▸ ENTRIES SHOWN
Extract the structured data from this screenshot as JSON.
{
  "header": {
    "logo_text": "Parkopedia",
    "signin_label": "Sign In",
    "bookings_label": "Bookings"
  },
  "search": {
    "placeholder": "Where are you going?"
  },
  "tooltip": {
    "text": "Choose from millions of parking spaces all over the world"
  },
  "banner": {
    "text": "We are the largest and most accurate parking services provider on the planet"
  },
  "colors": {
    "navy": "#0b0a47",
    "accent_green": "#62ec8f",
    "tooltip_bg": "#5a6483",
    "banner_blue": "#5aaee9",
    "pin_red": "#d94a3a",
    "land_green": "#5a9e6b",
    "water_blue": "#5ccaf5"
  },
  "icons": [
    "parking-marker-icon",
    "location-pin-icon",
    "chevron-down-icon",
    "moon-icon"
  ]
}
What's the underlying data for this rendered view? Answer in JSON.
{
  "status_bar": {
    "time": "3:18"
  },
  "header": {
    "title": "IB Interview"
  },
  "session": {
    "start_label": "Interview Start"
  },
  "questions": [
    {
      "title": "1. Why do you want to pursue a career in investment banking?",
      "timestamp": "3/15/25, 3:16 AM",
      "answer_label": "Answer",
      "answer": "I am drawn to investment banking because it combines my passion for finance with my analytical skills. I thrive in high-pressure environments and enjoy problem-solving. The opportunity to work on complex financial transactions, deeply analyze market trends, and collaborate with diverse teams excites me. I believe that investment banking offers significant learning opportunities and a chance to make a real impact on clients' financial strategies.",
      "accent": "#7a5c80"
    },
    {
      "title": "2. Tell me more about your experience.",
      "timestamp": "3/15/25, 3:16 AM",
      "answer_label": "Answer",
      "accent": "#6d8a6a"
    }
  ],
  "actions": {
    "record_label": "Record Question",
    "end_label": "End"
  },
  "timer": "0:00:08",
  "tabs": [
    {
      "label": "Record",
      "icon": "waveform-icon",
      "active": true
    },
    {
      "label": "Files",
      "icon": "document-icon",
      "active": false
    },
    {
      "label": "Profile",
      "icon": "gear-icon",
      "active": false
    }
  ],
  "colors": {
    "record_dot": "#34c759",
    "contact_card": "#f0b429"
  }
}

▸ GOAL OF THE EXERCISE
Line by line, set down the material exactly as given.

▸ YOUR SOLUTION
Extract the structured data from this screenshot as JSON.
{
  "header": {
    "logo_text": "Parkopedia",
    "signin_label": "Sign In",
    "bookings_label": "Bookings"
  },
  "search": {
    "placeholder": "Where are you going?"
  },
  "tooltip": {
    "text": "Choose from millions of parking spaces all over the world"
  },
  "banner": {
    "text": "We are the largest and most accurate parking services provider on the planet"
  },
  "colors": {
    "navy": "#0b0a47",
    "accent_green": "#62ec8f",
    "tooltip_bg": "#5a6483",
    "banner_blue": "#5aaee9",
    "pin_red": "#d94a3a",
    "land_green": "#5a9e6b",
    "water_blue": "#5ccaf5"
  },
  "icons": [
    "parking-marker-icon",
    "location-pin-icon",
    "chevron-down-icon",
    "moon-icon"
  ]
}
What's the underlying data for this rendered view? Answer in JSON.
{
  "status_bar": {
    "time": "3:18"
  },
  "header": {
    "title": "IB Interview"
  },
  "session": {
    "start_label": "Interview Start"
  },
  "questions": [
    {
      "title": "1. Why do you want to pursue a career in investment banking?",
      "timestamp": "3/15/25, 3:16 AM",
      "answer_label": "Answer",
      "answer": "I am drawn to investment banking because it combines my passion for finance with my analytical skills. I thrive in high-pressure environments and enjoy problem-solving. The opportunity to work on complex financial transactions, deeply analyze market trends, and collaborate with diverse teams excites me. I believe that investment banking offers significant learning opportunities and a chance to make a real impact on clients' financial strategies.",
      "accent": "#7a5c80"
    },
    {
      "title": "2. Tell me more about your experience.",
      "timestamp": "3/15/25, 3:16 AM",
      "answer_label": "Answer",
      "accent": "#6d8a6a"
    }
  ],
  "actions": {
    "record_label": "Record Question",
    "end_label": "End"
  },
  "timer": "0:00:08",
  "tabs": [
    {
      "label": "Record",
      "icon": "waveform-icon",
      "active": true
    },
    {
      "label": "Files",
      "icon": "document-icon",
      "active": false
    },
    {
      "label": "Profile",
      "icon": "gear-icon",
      "active": false
    }
  ],
  "colors": {
    "record_dot": "#34c759",
    "contact_card": "#f0b429"
  }
}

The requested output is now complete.